This dish is a Brazilian version of a chicken salad, Melchior said. It's typically made with shredded poultry and vegetables like tomatoes, carrots and celery. Some add raisins to the mix for sweetness and potato sticks for crunch, according to Easy Brazilian Recipes. Sounds pretty good, no? Get the recipe here.
This dish takes a few hours to cook, Melchior noted, but it's worth it if you're looking to serve something a bit heartier. Feijoada is a black bean and meat stew that traditionally features pork in multiple forms. Consider busting out the slow cooker so you can set it and forget it. Get the recipe here.
8. Creme de Papaya
This dessert, which is popular at Brazilian steak houses, consists of ripe papaya blended with vanilla ice cream until smooth, Melchior said. The dish is often topped with a creme de cassis, a blackberry liqueur, for an added layer of flavor packed with a slighty boozy punch. Get the recipe here.
Brigadeiros are Brazil's take on the fudgey chocolate truffle. Chocolate is cooked with condensed milk until thick and then rolled into bite-sized balls, which are covered with chocolate sprinkles, Melchior explained. The treats are popular at birthday parties in Brazil, he added, and will likely be a hit at your party, too. Get the recipe here.

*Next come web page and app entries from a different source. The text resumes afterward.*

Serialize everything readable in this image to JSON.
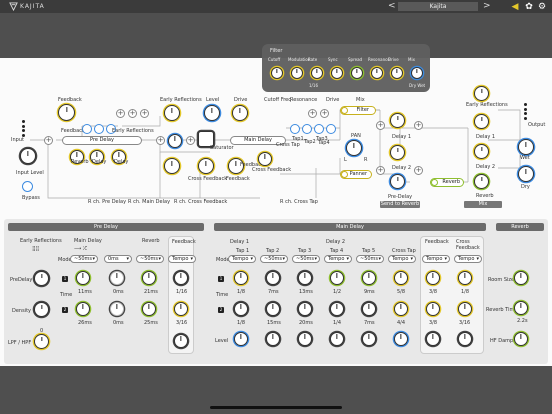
{
  "topbar": {
    "brand": "KAJITA",
    "preset_name": "Kajita",
    "prev": "<",
    "next": ">",
    "icons": [
      "mute-icon",
      "palette-icon",
      "settings-icon"
    ]
  },
  "popup": {
    "title": "Filter",
    "params": [
      {
        "label": "Cutoff",
        "value": "",
        "color": "#e3c72a"
      },
      {
        "label": "Modulation",
        "value": "",
        "color": "#e3c72a"
      },
      {
        "label": "Rate",
        "value": "1/16",
        "color": "#e3c72a"
      },
      {
        "label": "Sync",
        "value": "",
        "color": "#e3c72a"
      },
      {
        "label": "Spread",
        "value": "",
        "color": "#8fbf2f"
      },
      {
        "label": "Resonance",
        "value": "",
        "color": "#e3c72a"
      },
      {
        "label": "Drive",
        "value": "",
        "color": "#e3c72a"
      },
      {
        "label": "Mix",
        "value": "Dry   Wet",
        "color": "#3d8be0"
      }
    ]
  },
  "graph": {
    "input": "Input",
    "input_level": "Input Level",
    "bypass": "Bypass",
    "feedback": "Feedback",
    "feedback2": "Feedback",
    "early_reflections": "Early Reflections",
    "early_reflections2": "Early Reflections",
    "pre_delay": "Pre Delay",
    "reverb": "Reverb",
    "delay": "Delay",
    "delay2": "Delay",
    "level": "Level",
    "drive": "Drive",
    "saturator": "Saturator",
    "main_delay": "Main Delay",
    "cross_feedback": "Cross Feedback",
    "feedback3": "Feedback",
    "feedback4": "Feedback",
    "cross_feedback2": "Cross Feedback",
    "cross_tap": "Cross Tap",
    "tap1": "Tap1",
    "tap2": "Tap2",
    "tap3": "Tap3",
    "tap4": "Tap4",
    "cutoff_freq": "Cutoff Freq",
    "resonance": "Resonance",
    "drive2": "Drive",
    "mix": "Mix",
    "filter": "Filter",
    "pan": "PAN",
    "panner": "Panner",
    "pan_l": "L",
    "pan_r": "R",
    "delay1": "Delay 1",
    "delay2b": "Delay 2",
    "early_reflections3": "Early Reflections",
    "delay1b": "Delay 1",
    "delay2c": "Delay 2",
    "reverb2": "Reverb",
    "reverb3": "Reverb",
    "pre_delay2": "Pre-Delay",
    "send_to_reverb": "Send to Reverb",
    "mix2": "Mix",
    "output": "Output",
    "wet": "Wet",
    "dry": "Dry",
    "rch_pre_delay": "R ch. Pre Delay",
    "rch_main_delay": "R ch. Main Delay",
    "rch_cross_feedback": "R ch. Cross Feedback",
    "rch_cross_tap": "R ch. Cross Tap"
  },
  "predelay": {
    "title": "Pre Delay",
    "col_er": "Early Reflections",
    "col_main": "Main Delay",
    "col_rev": "Reverb",
    "col_fb": "Feedback",
    "mode": "Mode",
    "mode_vals": [
      "~50ms",
      "0ms",
      "~50ms",
      "Tempo"
    ],
    "predelay": "PreDelay",
    "time": "Time",
    "density": "Density",
    "lpf_hpf": "LPF / HPF",
    "time_vals": [
      "11ms",
      "0ms",
      "21ms"
    ],
    "time_vals2": [
      "26ms",
      "0ms",
      "25ms"
    ],
    "fb_vals": [
      "1/16",
      "3/16"
    ],
    "marker": "0",
    "btn1": "1",
    "btn2": "2"
  },
  "maindelay": {
    "title": "Main Delay",
    "delay1": "Delay 1",
    "delay2": "Delay 2",
    "tap_headers": [
      "Tap 1",
      "Tap 2",
      "Tap 3",
      "Tap 4",
      "Tap 5",
      "Cross Tap"
    ],
    "feedback": "Feedback",
    "cross_feedback": "Cross Feedback",
    "mode": "Mode",
    "mode_vals": [
      "Tempo",
      "~50ms",
      "~50ms",
      "Tempo",
      "~50ms",
      "Tempo",
      "Tempo",
      "Tempo"
    ],
    "time": "Time",
    "level": "Level",
    "row1": [
      "1/8",
      "7ms",
      "13ms",
      "1/2",
      "9ms",
      "5/8",
      "3/8",
      "1/8"
    ],
    "row2": [
      "1/8",
      "15ms",
      "20ms",
      "1/4",
      "7ms",
      "4/4",
      "3/8",
      "3/16"
    ],
    "btn1": "1",
    "btn2": "2"
  },
  "reverb": {
    "title": "Reverb",
    "room_size": "Room Size",
    "reverb_time": "Reverb Time",
    "reverb_time_val": "2.2s",
    "hf_damp": "HF Damp"
  }
}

Bolinho means miniature cake, Melchior said, and they can be either sweet or savory. Bolinho de chuva, for example, is a donut-like dish that is sprinkled with cinnamon and sugar, while bolinho de bacalhau is made from a mixture of codfish and potatoes. Make both to placate both the two different palates at your party. Get the recipes here and here.
No Brazilian-themed festivity is complete without a caipirinha. "This is the national cocktail of Brazil and you can find it everywhere in the country," Melchior said. The drink is made with cachaça, a spirit that is distilled from sugarcane juice, and plenty of lime juice. Caipirinhas are incredibly refreshing, so make a big batch, because the drink will go quick. Get the recipe here.